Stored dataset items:
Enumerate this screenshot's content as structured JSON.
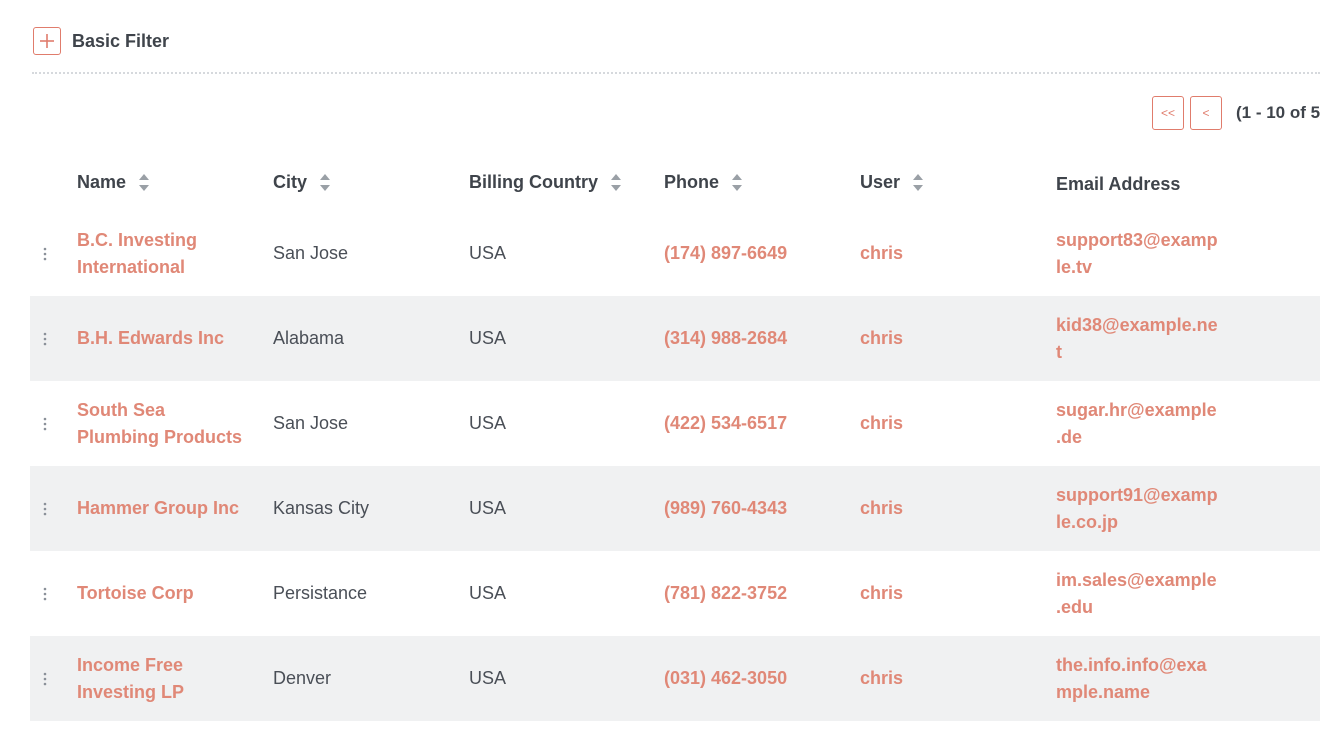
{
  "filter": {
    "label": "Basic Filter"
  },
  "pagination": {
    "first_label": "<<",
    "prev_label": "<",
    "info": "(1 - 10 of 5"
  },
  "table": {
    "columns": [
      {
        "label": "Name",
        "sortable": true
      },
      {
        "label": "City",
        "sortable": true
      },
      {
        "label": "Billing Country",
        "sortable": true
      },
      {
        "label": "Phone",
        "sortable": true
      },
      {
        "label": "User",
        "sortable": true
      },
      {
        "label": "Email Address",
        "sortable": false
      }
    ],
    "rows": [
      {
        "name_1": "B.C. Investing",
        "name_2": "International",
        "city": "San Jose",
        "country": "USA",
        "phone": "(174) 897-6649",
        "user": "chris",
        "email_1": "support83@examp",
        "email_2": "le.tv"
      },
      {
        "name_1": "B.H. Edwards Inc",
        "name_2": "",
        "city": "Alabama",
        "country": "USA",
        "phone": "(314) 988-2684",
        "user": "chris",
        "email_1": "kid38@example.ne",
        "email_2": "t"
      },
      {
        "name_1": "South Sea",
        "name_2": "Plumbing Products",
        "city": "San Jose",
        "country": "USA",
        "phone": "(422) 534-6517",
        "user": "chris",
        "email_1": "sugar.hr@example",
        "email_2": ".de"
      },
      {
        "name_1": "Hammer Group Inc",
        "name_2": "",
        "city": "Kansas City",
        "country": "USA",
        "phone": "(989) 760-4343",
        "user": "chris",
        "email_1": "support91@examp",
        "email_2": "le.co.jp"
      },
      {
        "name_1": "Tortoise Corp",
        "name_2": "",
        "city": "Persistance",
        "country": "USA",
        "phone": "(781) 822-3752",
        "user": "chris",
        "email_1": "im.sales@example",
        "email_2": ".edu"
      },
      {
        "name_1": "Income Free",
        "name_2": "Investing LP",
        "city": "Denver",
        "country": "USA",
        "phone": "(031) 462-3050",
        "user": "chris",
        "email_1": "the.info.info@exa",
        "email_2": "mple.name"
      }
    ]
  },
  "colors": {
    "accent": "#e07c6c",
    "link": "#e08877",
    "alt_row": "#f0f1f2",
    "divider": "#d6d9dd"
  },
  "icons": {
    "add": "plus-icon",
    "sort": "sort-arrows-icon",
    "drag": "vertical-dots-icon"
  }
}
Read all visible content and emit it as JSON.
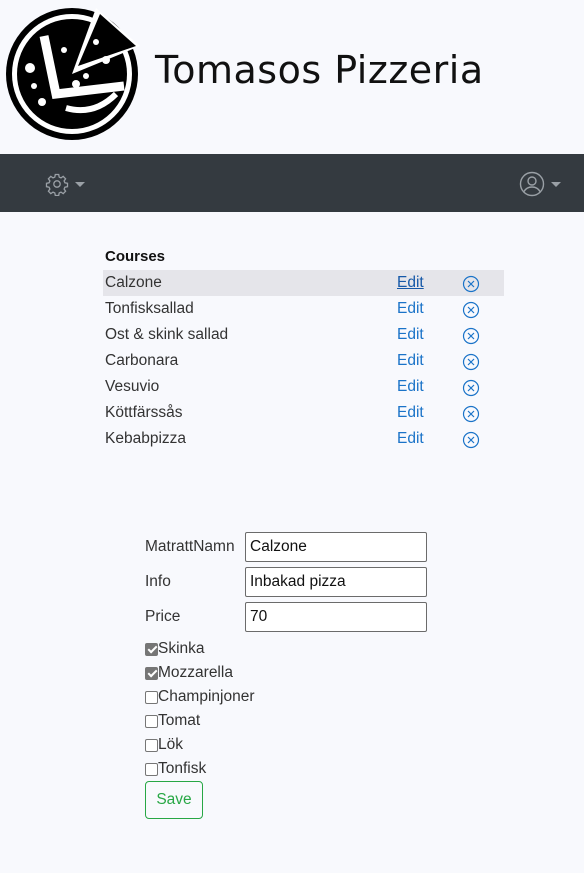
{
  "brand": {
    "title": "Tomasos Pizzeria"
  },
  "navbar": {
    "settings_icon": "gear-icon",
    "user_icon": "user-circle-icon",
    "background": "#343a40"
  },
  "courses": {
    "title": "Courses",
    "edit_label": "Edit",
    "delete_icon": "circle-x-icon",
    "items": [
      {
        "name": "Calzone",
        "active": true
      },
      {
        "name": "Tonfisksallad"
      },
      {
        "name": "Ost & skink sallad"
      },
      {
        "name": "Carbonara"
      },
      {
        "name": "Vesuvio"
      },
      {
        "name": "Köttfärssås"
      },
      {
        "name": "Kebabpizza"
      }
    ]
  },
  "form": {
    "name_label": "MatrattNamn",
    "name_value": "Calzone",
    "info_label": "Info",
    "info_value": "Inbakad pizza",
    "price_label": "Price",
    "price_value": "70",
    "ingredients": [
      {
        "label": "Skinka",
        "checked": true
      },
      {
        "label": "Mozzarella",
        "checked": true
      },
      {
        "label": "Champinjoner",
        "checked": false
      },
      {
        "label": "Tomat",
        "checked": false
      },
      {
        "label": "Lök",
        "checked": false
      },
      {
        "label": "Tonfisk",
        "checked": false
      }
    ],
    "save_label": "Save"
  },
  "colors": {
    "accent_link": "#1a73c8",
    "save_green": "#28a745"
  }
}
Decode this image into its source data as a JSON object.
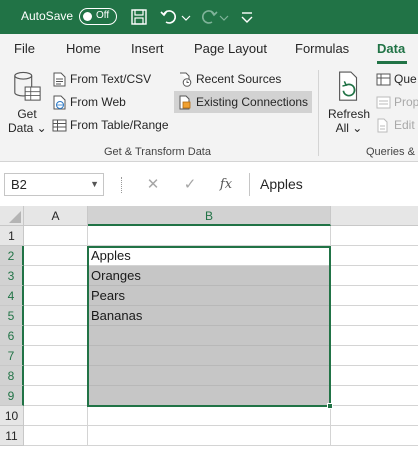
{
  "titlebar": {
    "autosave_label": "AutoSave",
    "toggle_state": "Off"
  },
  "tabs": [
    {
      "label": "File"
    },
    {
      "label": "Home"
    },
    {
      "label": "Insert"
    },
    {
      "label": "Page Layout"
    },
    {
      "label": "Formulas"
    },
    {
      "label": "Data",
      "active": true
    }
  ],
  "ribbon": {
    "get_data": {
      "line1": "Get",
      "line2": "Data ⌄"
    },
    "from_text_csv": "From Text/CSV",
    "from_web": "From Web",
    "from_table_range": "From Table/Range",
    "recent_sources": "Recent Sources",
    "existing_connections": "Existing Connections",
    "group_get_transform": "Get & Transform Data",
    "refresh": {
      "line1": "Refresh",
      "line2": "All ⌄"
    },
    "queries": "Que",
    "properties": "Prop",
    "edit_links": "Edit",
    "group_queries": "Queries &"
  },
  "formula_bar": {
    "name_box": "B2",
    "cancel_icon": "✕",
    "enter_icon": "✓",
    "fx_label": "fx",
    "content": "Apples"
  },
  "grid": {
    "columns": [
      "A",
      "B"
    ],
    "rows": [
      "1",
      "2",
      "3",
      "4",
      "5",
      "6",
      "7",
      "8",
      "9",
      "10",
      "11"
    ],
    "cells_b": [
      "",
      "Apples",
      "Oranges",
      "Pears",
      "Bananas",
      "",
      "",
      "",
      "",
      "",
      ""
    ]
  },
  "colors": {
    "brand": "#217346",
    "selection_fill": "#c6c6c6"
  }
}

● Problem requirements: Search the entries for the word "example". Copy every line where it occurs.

● Exercise response:
        "email_1": "kid38@example.ne",
        "email_1": "sugar.hr@example",
        "email_1": "im.sales@example",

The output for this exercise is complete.